Chief among these goals is the expansion of the Iranian nuclear program, whose head of security, Ali Asghar Zarean, was quoted as saying, “If not for the Intelligence Ministry, our nuclear industry would have not been at the level it is today.” While this is acknowledged to mean that the intelligence services have apparently fought back against cyber-attacks and similar efforts aimed at damaging the nuclear program, Zarean’s comments presumably also refer to intelligence service tasks including the recruitment of scientists to work on that program, as well as the imprisonment or assassination of those who refuse to do so.
The nature calls attention to this latter task with its coverage of the campaign of 28 physics Nobel laureates to secure the release of Omid Kokabee, a young physicist who is serving a ten year prison sentence in Iran for refusing to work on the country’s nuclear weapons program.

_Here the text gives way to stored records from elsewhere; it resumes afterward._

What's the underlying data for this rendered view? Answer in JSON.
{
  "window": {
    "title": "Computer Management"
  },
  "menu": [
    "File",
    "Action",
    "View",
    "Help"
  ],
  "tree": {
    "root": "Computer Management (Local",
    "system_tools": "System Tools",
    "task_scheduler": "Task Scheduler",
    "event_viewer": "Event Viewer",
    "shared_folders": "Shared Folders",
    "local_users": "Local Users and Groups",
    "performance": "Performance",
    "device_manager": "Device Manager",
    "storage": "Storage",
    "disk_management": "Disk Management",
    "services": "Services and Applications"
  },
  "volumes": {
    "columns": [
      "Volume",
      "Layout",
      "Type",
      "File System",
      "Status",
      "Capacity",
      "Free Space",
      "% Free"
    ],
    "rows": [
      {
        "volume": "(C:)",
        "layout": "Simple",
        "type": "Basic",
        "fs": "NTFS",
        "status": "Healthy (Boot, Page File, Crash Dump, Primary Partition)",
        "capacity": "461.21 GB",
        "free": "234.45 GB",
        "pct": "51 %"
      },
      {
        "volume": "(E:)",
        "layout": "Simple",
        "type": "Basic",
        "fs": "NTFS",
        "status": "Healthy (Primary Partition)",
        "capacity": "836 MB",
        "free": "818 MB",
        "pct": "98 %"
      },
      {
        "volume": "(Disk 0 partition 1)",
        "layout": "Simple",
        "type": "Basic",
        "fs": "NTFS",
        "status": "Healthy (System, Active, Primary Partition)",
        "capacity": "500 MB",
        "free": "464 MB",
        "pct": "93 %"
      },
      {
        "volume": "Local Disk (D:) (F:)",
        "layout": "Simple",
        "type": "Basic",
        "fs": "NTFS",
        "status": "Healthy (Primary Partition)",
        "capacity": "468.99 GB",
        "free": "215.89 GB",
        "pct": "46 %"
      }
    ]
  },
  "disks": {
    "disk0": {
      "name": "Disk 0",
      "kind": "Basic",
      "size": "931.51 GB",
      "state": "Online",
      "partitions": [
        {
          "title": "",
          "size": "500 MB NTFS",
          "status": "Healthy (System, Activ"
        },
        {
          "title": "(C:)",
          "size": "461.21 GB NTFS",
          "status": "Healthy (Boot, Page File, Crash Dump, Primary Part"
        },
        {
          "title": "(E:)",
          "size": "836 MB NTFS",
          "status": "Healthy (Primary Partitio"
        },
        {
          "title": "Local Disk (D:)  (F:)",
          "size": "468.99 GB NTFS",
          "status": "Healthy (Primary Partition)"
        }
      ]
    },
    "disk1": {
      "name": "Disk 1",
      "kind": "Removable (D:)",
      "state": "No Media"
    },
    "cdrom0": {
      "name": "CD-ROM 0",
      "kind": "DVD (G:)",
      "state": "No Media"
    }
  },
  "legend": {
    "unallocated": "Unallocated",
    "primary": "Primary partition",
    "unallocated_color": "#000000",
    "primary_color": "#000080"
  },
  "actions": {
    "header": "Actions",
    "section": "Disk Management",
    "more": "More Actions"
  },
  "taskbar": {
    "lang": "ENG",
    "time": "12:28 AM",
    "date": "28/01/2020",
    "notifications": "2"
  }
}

Such political repression is one of the roles of the newly de-mystified Iranian intelligence service, which has been revealed to be comprised of 16 separate agencies all overseen by Intelligence Minister Mahmoud Alavi. And with so many agencies under that umbrella, there are many other roles for it to play, ranging from counter-espionage and cyber security to domestic spying and intimidation.
The Tower indicates that despite the secrecy governing many of these repressive tendencies, increased international scrutiny is coming to be visited upon some of the human rights abuses in which the intelligence services are complicit. Specifically, much attention has been given to the spike in Iranian executions, as previously pointed out by Iran News Update. The Washington Times is the latest source of that scrutiny, pointing out that the Rouhani administration has been responsible for at least 936 executions over the past 14 months.
The revelation of these figures and the revelation of the organizational structure of the Iranian intelligence services do not seriously cut into the secrecy that the regime attempts to keep in place around its human rights abuses. One example of this is the tendency of keeping political prisoners in isolation, as lately exhibited in the case of Washington Post correspondent Jason Rezaian.